The Jim Thompson House Museum is dedicated to the silk magnate credited with reviving the silk industry in the wake of WWII. Located just around the corner from there is the Bangkok Art and Culture Centre, five floors of modern exhibition space dedicated to local art and handicrafts. Siam is served by two BTS stations (National Stadium and Siam), making it a great base from which to explore the rest of the city. Stay at Hua Chang Heritage Hotel or Pathumwan Princess Hotel.
Stretching from Bangkok to the border of Cambodia, Sukhumvit ranks among the world’s longest roads. But the central section, around BTS Asok, is a commercial centre with shopping, food and nightlife that stays open until the wee hours. It’s home to the notorious Soi Cowboy, a red-light sidestreet, as well as the cultural organisation Siam Society.

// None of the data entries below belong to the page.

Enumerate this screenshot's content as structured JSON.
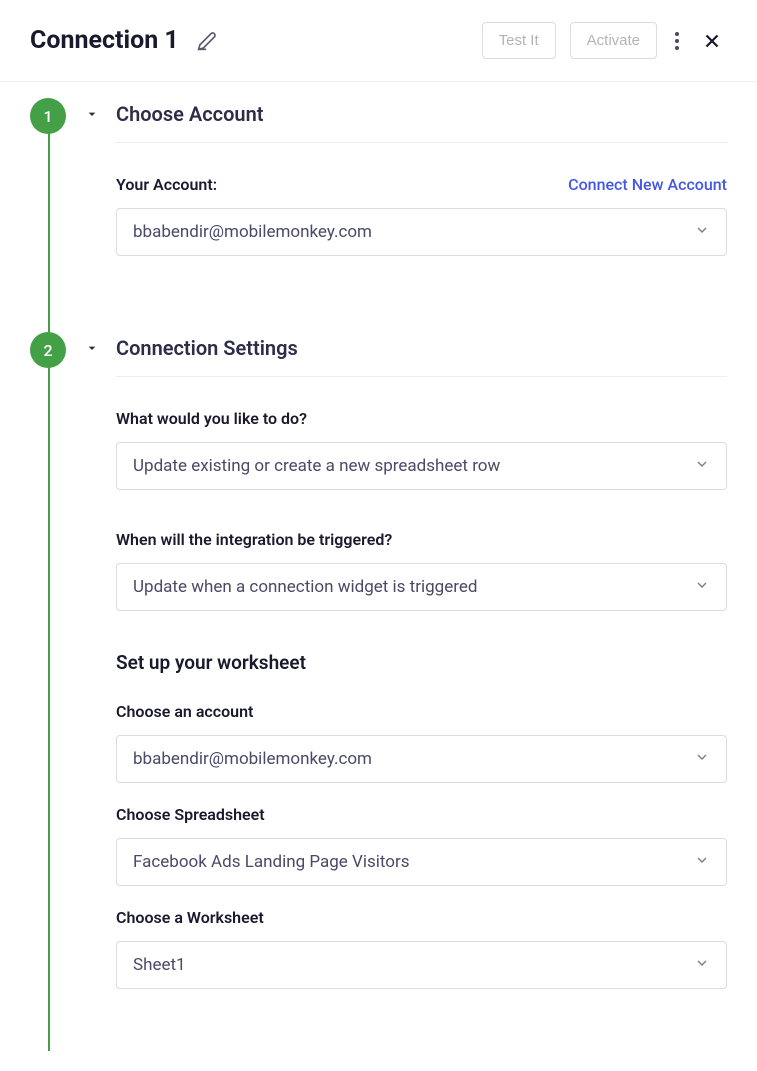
{
  "header": {
    "title": "Connection 1",
    "test_button": "Test It",
    "activate_button": "Activate"
  },
  "steps": [
    {
      "number": "1",
      "title": "Choose Account",
      "account": {
        "label": "Your Account:",
        "connect_link": "Connect New Account",
        "value": "bbabendir@mobilemonkey.com"
      }
    },
    {
      "number": "2",
      "title": "Connection Settings",
      "action": {
        "label": "What would you like to do?",
        "value": "Update existing or create a new spreadsheet row"
      },
      "trigger": {
        "label": "When will the integration be triggered?",
        "value": "Update when a connection widget is triggered"
      },
      "worksheet_setup": {
        "title": "Set up your worksheet",
        "account": {
          "label": "Choose an account",
          "value": "bbabendir@mobilemonkey.com"
        },
        "spreadsheet": {
          "label": "Choose Spreadsheet",
          "value": "Facebook Ads Landing Page Visitors"
        },
        "worksheet": {
          "label": "Choose a Worksheet",
          "value": "Sheet1"
        }
      }
    }
  ]
}
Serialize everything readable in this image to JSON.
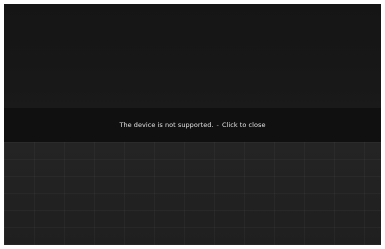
{
  "notification": {
    "message": "The device is not supported.",
    "separator": "-",
    "action": "Click to close"
  },
  "colors": {
    "background": "#1b1b1b",
    "notification_bar": "#101010",
    "notification_text": "#e6e6e6"
  }
}
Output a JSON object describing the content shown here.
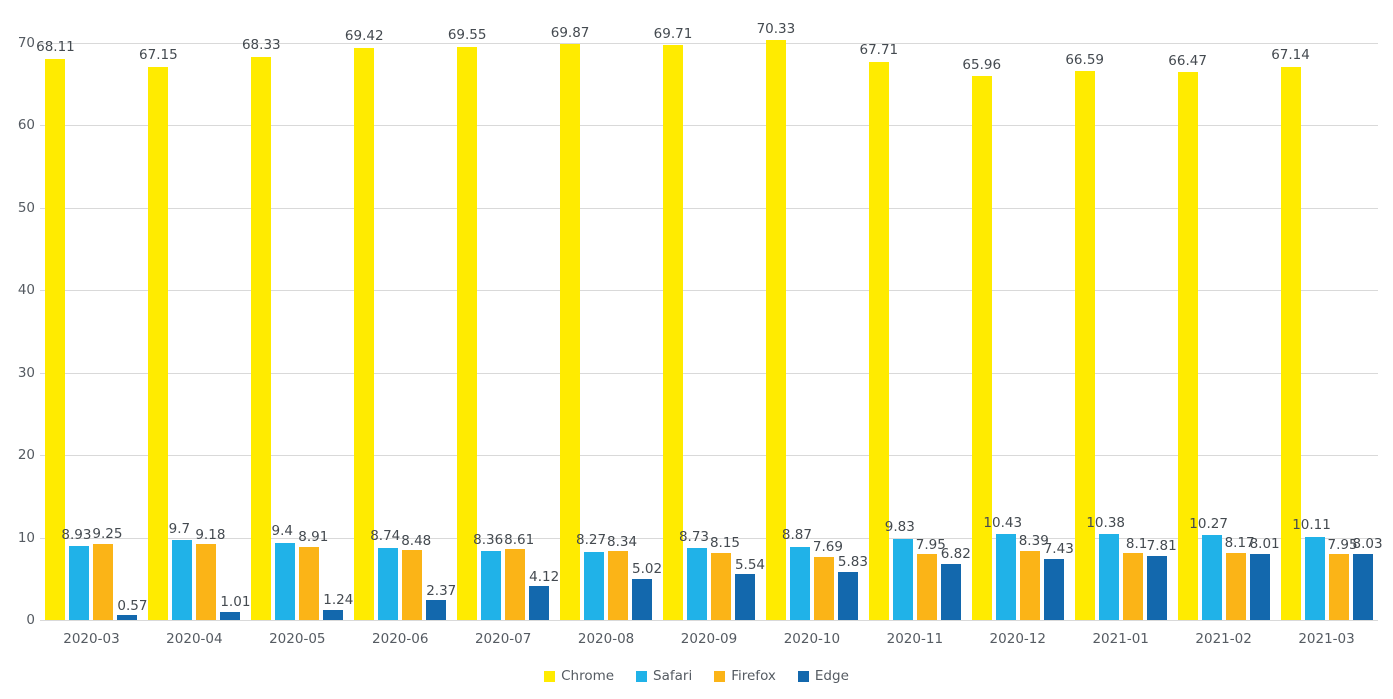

For shopping, lose yourself in nine floors of stores at Terminal 21, and then refuel with Thai food at Cabbages & Condoms, a restaurant that helps fund a number of health programs across Thailand. Stay at Sofitel Bangkok Sukhumvit or 3Howw Hostel Sukhumvit 21.
Thong Lor is Bangkok’s hippest neighbourhood. Clustered around Soi Sukhumvit 55, the area has some great Japanese restaurants, themed cocktail bars and an all-round artistic atmosphere. The hub of this neighbourhood is theCOMMONS, which boasts a range of food stalls, craft coffee shops and live music all day. Head out for brunch at Luka Moto, and at night, try the tasting menu at Bo.lan.
Travelling freelancers will appreciate The Hive Thonglor, a co-working space with a rooftop for events. Those seeking a nightcap can find craft cocktails at Iron Fairies, a uniquely themed silversmith workshop, or at the gallery-bar WTF. Stay at Cabochon Hotel & Residence or Hostel at Thonglor.